• [Aim of the task]:
Pull every line that includes the word "JSON" from the data.

★ ★ ★ ★ ★ ★ ★

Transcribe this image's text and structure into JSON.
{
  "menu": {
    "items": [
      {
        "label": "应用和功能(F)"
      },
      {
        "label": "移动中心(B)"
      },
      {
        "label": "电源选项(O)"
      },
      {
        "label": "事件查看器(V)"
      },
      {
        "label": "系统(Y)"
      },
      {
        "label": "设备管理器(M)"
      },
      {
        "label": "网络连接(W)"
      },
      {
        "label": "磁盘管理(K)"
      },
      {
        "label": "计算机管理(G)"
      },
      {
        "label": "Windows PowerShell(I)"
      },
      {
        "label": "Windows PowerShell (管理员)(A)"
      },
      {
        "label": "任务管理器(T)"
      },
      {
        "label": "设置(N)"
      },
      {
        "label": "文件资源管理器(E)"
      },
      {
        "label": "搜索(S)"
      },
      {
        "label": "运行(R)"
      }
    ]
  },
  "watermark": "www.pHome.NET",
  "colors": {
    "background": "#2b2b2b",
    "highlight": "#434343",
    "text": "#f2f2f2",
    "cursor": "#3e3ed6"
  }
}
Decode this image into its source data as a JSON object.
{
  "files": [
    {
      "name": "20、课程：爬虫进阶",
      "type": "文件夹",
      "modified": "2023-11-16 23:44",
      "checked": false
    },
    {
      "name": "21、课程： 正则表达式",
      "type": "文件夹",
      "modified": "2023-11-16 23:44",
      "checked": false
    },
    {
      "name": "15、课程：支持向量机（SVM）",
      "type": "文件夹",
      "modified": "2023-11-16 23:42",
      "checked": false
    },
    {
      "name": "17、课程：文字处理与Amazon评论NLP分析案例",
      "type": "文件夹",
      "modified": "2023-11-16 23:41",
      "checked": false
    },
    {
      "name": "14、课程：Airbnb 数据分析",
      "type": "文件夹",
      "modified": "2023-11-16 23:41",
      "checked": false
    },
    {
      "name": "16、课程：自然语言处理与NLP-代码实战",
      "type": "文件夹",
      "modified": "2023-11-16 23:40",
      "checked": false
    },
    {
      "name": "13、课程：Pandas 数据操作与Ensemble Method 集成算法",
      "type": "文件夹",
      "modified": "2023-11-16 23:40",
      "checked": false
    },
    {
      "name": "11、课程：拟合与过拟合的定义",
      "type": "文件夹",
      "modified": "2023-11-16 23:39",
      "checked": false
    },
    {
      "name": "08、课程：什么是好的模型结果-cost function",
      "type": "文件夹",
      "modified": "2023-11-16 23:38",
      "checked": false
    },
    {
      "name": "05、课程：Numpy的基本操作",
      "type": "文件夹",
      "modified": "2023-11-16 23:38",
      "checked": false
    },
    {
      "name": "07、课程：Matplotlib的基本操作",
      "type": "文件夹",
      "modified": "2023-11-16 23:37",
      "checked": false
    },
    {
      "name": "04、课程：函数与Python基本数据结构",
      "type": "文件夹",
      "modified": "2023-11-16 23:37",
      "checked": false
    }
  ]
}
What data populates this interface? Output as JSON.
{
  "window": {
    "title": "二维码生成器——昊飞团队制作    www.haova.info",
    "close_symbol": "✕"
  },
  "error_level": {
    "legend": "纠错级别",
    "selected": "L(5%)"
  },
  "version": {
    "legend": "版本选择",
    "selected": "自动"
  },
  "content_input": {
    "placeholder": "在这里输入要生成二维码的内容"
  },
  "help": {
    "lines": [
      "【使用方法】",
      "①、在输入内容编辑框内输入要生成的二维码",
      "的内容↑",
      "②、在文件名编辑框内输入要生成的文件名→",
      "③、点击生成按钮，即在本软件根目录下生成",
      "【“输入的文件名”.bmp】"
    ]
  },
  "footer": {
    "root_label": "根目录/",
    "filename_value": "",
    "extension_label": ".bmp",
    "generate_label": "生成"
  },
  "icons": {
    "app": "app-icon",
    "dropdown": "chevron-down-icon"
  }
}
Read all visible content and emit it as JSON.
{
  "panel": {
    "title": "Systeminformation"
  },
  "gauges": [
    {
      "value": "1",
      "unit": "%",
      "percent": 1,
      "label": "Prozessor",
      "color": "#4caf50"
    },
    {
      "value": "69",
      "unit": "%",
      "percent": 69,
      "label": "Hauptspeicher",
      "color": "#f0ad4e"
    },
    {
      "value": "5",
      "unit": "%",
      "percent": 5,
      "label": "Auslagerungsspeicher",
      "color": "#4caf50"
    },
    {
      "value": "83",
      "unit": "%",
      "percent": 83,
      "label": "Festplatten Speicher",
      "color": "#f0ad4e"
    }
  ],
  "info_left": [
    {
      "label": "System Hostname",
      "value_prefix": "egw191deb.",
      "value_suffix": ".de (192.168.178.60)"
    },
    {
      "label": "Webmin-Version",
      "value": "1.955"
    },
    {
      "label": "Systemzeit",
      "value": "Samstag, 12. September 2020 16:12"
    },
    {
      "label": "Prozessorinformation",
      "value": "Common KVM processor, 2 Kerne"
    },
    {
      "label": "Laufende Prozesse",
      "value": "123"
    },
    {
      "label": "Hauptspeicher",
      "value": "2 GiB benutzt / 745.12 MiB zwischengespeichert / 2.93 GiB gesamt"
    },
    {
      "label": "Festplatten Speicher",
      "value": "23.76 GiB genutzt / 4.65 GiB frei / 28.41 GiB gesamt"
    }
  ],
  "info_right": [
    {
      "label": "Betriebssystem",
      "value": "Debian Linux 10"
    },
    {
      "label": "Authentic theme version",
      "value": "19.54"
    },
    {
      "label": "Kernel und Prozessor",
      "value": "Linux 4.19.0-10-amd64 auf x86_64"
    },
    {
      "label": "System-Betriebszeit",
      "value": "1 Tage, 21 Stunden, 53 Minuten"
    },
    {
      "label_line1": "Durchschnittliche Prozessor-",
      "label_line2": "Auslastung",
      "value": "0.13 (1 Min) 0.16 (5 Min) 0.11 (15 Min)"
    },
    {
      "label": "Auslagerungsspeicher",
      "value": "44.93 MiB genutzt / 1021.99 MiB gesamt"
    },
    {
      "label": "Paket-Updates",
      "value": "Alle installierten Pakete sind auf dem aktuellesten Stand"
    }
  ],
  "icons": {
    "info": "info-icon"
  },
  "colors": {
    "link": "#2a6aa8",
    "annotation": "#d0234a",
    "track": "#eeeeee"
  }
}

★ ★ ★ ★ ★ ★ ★

• [Written reply]:
Transcribe this image's text and structure into JSON.
Decode this image into its source data as a JSON object.
What data populates this interface? Output as JSON.
Read all visible content and emit it as JSON.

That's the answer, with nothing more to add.